Four generations regularly gathered round my table on Sundays. They learned the appropriate accompaniments - red currant jelly with lamb, etc. And some courtesy, passing dishes to each other in turn and speaking loudly and clearly to my 95-year-old aunt, still a good trencherwoman. Conversation, with my son practising as a nurse in an operating theatre, and my grandson and his housemate eyeing the female talent at local nightclubs, was never dull.

KATE TAYLOR, Wakefield, West Yorkshire

My daughter-in-law comes from Slovakia; I was surprised to learn that her family has no tradition of shared mealtimes except for festivals such as Christmas. Whenever her parents visit us they love to have the traditional Sunday roast with Yorkshire-ski puddings, as they call them, and home-made puddings, followed by the great British tradition of a leisurely stroll to work up an appetite for afternoon tea.

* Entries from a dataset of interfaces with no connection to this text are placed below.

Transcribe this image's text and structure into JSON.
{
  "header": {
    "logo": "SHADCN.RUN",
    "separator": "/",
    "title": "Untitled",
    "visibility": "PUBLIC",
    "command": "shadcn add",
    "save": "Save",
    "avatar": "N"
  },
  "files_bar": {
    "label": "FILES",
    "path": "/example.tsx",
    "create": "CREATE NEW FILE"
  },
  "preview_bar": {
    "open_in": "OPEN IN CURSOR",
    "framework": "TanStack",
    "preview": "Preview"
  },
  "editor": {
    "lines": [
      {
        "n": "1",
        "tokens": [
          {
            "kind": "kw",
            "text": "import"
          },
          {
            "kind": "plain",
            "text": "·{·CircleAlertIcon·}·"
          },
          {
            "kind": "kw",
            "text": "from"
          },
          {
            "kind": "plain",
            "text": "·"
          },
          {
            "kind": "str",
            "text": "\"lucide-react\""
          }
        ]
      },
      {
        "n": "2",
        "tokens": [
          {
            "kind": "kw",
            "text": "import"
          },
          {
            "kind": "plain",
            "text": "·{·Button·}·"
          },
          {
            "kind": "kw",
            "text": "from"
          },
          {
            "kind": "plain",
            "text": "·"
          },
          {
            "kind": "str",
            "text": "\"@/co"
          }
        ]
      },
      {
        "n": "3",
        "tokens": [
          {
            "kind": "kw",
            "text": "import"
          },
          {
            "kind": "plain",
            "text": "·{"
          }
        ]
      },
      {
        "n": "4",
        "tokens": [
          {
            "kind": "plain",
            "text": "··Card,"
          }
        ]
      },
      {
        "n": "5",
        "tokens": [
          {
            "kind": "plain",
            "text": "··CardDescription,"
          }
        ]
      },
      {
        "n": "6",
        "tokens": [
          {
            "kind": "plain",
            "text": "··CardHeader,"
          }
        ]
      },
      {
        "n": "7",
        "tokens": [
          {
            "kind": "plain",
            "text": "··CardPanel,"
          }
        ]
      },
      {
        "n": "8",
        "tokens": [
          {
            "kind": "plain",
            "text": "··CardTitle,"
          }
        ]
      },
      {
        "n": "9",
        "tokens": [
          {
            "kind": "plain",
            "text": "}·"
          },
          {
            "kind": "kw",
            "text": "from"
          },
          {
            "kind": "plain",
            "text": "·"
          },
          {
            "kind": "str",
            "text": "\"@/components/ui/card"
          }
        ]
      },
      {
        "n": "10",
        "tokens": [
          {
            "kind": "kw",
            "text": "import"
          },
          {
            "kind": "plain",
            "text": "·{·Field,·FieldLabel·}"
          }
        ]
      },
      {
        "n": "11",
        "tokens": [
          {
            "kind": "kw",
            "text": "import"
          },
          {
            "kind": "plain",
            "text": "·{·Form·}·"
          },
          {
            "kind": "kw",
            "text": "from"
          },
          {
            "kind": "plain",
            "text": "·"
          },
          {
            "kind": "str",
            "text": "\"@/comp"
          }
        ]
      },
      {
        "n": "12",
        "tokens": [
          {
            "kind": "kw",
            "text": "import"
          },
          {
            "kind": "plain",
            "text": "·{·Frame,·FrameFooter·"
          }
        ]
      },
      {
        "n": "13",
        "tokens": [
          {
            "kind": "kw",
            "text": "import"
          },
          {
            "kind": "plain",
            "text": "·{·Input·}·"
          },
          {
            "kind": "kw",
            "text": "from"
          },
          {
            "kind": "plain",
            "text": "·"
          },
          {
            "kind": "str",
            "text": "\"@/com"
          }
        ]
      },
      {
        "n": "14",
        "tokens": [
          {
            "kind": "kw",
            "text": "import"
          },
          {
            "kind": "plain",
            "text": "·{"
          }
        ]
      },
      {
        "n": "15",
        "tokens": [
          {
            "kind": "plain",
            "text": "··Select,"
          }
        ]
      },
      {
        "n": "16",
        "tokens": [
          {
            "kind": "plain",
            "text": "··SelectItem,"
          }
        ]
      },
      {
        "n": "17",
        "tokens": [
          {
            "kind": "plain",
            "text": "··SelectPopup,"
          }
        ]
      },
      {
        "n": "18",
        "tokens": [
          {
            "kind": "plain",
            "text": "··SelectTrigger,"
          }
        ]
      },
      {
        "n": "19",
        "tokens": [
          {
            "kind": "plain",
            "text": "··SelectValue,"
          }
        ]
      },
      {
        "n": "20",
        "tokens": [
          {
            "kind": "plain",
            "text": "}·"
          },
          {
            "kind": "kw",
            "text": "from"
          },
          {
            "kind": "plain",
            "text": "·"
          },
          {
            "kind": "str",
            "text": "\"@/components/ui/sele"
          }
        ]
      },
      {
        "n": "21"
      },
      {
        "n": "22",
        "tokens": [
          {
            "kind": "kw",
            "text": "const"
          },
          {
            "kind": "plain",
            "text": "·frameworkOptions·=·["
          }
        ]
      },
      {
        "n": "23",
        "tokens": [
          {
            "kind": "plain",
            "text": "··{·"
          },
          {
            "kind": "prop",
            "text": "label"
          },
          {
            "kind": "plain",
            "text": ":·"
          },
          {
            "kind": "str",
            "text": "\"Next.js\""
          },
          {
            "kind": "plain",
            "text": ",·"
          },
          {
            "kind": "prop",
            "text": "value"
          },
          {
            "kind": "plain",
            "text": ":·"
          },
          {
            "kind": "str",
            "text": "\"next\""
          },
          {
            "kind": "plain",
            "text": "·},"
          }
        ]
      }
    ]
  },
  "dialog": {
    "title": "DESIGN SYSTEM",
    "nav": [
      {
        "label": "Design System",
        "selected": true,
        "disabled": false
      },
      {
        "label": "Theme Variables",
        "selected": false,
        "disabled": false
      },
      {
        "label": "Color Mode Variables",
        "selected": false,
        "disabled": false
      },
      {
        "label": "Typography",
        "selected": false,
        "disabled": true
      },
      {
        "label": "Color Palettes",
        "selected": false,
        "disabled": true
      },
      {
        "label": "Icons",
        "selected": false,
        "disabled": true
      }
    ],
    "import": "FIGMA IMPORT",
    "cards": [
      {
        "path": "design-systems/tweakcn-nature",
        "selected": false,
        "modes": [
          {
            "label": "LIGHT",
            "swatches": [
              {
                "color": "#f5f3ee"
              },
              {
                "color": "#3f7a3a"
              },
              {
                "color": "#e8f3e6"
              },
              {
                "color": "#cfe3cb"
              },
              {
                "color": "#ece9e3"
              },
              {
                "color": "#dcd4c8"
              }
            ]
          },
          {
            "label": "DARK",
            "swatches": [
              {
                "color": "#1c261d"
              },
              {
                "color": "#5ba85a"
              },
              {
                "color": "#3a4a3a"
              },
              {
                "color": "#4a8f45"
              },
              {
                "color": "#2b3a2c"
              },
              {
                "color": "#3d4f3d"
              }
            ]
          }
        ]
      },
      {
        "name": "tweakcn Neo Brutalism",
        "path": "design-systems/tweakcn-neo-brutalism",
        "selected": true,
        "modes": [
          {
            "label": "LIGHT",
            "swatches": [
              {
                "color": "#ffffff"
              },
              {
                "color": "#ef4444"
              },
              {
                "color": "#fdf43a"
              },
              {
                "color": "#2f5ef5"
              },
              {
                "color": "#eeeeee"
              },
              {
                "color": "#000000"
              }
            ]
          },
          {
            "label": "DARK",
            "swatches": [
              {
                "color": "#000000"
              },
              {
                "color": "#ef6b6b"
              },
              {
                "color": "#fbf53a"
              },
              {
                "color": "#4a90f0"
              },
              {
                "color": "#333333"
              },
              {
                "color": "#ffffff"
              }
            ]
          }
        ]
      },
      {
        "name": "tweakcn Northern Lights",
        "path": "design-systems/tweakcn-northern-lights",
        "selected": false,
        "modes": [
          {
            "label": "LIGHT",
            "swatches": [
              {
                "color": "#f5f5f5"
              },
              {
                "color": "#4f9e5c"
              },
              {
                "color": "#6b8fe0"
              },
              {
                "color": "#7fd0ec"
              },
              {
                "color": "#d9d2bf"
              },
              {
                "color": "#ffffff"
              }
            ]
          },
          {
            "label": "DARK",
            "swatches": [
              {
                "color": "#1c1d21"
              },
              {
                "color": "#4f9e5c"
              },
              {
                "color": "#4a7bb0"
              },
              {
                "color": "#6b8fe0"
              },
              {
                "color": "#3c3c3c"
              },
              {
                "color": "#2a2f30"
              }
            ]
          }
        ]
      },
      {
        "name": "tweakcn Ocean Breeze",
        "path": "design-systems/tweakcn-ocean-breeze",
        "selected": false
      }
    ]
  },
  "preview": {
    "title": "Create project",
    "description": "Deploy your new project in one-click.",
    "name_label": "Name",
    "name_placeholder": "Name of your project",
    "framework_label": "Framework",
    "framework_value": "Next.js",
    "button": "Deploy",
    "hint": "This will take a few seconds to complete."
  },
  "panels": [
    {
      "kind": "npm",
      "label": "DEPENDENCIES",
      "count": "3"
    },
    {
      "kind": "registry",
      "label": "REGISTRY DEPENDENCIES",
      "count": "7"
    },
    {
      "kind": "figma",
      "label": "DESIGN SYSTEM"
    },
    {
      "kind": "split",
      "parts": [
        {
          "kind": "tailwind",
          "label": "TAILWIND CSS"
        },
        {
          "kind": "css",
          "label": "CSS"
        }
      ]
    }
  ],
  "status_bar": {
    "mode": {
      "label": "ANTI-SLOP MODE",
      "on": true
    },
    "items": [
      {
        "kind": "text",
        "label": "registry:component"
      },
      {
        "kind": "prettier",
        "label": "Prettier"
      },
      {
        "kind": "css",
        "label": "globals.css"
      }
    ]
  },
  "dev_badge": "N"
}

In my late teenage years, Sunday lunch became especially important to me. Slightly hung-over, up too late for breakfast, ravenously hungry, I remember the mouth-watering, frustrating wait while the house filled up with the smell of roasting meat.

When I finally moved away to university, I carried on the tradition with one of my housemates. Because we were impoverished students, we weren't able to afford to buy the joint of meat, so Sunday lunch consisted of everything except the meat - roast potatoes, cauliflower cheese, mashed swede and carrots, Yorkshire puddings, and I have to admit, Bisto gravy, as we didn't have the meat juices to make proper gravy!

CAROL-ANNE HODGSON, New Malden, Surrey